  4. ^ a b "Obama Picks Former Campaign Official Katherine Archuleta as OPM Director".
  5. ^ a b Geraghty, Jim. "The OPM Hack and Obama's Politicization of the Federal Bureacracy". Retrieved 29 June 2015.
  6. ^ "Katherine Archuleta confirmed by Senate to head Personnel Management". Albuquerque Journal. Retrieved 11 July 2015.
  7. ^ Hicks, Josh (23 May 2013). "Obama nominates former campaign aide to head OPM". Washington Post. Retrieved 20 July 2015.
  8. ^ Grozz, Grant (16 June 2015). "Lawmakers worry US OPM breaches endanger national security". PC World. Retrieved 20 July 2015.
  9. ^ Nelson, Colleen McCain; Tau, Byron (10 July 2015). "OPM Director Katherine Archuleta Resigns After Massive Personnel Data Breach". Wall Street Journal. Retrieved 20 July 2015.
  10. ^ Leslie Petrovski. "Summer-2014 - Metropolitan Denver Magazine". msudenver.edu. Retrieved 11 July 2015.
  11. ^ http://diverseeducation.com/article/48531/
  12. ^ "Katherine Archuleta Sworn-In as 10th Director of the Office of Personnel Management". U.S. Office of Personnel Management. Retrieved 11 July 2015.
  13. ^ "Metropolitan State University of Denver - 50 Years of Transforming Lives". msudenver.edu. Retrieved 11 July 2015.

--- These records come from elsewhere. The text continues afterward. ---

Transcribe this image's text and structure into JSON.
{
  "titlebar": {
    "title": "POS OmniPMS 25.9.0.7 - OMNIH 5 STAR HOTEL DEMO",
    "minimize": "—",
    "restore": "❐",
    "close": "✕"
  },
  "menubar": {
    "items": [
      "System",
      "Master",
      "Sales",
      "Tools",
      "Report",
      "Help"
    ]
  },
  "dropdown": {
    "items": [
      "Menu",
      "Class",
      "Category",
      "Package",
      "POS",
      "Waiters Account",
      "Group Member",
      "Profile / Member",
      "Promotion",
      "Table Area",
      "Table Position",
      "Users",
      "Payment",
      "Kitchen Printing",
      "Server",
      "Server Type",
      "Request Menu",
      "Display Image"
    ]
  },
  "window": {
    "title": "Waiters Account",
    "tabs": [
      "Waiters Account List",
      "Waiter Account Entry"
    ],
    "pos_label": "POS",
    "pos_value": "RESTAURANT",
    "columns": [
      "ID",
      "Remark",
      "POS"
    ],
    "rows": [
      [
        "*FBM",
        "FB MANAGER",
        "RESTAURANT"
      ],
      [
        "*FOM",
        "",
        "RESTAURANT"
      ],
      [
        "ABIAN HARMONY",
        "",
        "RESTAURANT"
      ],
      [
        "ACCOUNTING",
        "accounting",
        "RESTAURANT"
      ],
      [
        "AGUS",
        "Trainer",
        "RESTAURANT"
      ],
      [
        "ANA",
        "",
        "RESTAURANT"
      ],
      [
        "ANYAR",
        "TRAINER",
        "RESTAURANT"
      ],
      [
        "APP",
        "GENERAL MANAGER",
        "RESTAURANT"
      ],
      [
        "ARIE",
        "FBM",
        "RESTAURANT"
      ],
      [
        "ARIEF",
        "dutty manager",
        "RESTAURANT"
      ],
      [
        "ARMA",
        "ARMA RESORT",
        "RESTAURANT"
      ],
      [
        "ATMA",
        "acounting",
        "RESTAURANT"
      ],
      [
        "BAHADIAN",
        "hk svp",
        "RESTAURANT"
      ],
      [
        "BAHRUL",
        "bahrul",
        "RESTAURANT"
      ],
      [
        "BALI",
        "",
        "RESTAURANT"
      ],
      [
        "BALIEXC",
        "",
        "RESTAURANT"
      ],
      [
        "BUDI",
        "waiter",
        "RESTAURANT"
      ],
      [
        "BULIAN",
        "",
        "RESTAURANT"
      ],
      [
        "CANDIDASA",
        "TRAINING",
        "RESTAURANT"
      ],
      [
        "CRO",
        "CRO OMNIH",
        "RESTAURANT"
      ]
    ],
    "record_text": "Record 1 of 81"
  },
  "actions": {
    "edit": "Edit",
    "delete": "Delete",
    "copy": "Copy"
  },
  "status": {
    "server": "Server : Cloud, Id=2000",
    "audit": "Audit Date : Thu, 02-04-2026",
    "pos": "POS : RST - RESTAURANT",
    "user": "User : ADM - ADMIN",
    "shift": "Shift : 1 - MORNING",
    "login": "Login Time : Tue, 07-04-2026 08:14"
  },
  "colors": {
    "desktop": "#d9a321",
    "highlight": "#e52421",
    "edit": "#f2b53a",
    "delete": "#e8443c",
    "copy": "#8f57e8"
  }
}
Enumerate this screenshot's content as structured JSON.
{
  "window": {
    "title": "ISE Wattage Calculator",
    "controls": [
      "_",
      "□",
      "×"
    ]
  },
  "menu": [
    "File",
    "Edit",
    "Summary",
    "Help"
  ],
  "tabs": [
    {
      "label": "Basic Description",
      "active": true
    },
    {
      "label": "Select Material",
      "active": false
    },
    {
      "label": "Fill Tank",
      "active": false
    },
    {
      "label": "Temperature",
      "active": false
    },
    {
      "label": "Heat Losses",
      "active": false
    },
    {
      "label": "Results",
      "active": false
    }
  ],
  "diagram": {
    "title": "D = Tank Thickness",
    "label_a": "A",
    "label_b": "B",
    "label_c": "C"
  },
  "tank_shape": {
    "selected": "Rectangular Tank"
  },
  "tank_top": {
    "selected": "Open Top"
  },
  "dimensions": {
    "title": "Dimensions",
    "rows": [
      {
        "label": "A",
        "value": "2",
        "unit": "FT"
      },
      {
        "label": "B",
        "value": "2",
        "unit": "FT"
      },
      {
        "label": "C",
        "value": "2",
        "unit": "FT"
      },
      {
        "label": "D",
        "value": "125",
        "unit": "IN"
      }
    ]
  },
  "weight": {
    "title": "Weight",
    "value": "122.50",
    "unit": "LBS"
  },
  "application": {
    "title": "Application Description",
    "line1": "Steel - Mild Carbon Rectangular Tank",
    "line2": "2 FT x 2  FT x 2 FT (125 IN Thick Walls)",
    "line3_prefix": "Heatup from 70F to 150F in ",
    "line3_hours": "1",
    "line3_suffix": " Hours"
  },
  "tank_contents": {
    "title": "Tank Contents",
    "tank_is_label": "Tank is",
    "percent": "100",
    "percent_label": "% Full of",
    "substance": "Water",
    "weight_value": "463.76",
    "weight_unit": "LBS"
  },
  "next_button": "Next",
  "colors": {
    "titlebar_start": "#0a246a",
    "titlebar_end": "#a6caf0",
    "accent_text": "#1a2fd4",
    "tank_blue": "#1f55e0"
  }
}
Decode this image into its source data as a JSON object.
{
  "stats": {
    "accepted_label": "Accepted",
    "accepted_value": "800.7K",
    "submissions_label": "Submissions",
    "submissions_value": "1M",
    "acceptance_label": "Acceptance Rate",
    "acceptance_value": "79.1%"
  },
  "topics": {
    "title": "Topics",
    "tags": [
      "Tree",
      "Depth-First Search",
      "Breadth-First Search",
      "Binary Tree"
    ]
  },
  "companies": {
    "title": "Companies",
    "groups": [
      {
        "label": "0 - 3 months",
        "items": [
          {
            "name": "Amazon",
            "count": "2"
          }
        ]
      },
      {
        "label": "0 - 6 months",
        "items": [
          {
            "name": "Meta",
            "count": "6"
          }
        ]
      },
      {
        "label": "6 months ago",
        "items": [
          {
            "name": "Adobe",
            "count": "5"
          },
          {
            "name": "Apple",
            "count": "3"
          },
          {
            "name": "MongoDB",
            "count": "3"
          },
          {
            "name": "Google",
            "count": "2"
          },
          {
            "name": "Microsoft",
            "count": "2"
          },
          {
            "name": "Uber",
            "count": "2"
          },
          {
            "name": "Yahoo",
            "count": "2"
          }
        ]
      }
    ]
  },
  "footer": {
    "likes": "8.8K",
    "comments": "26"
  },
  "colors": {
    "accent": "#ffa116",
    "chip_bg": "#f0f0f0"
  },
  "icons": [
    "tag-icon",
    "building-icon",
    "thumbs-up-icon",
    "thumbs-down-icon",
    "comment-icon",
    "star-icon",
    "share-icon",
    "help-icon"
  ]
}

  14. ^ "President Obama Announces His Intent to Nominate Katherine Archuleta as Director of the Office of Personnel Management". whitehouse.gov. Retrieved 11 July 2015.
  15. ^ "Katherine Archuleta Archives - The Spot". The Denver Post. Retrieved 11 July 2015.
  16. ^ "Appointments and Resignations - Director of the Office of Personnel Management: Who Is Katherine Archuleta? - AllGov - News". AllGov. Retrieved 11 July 2015.
  17. ^ "Hickenlooper picks COO". Denver Business Journal. Retrieved 11 July 2015.
  18. ^ "US personnel chief Katherine Archuleta resigns in wake of massive data breach". ABC 7 Denver. Retrieved 11 July 2015.
  19. ^ "U.S. personnel chief resigns in wake of massive data breach". Denver Post. Retrieved 11 July 2015.
  20. ^ "Obama's OPM Nominee Did Latino Outreach For Campaign". NPR. 29 May 2013. Retrieved 11 July 2015.
  21. ^ Elizabeth Llorente (May 23, 2013). "Katherine Archuleta To Be Named To White House Post". Fox News Latino. Retrieved July 13, 2015.
  23. ^ Lisa Rein. "Senate confirms Katherine Archuleta as the next federal personnel chief".
  24. ^ "Senate Confirms Katherine Archuleta As Federal Personnel Director".
  25. ^ Andy Medici. "Lawmakers demand OPM chief's resignation".
  26. ^ "OPM chief blames hack on decades of infosec underinvestment".
  27. ^ "Obama still backs OPM chief despite massive data breach".
  28. ^ Brian Naylor. "Data Hack Leads To Call For OPM Chief's Resignation".
  29. ^ Julie Hirschfeld Davis (July 10, 2015). "Katherine Archuleta, Director of Personnel Agency, Resigns". The New York Times. Retrieved July 11, 2015.
  30. ^ "Lamm: The most influential women in Colorado history". Denver Post. Retrieved 11 July 2015.

External links[edit]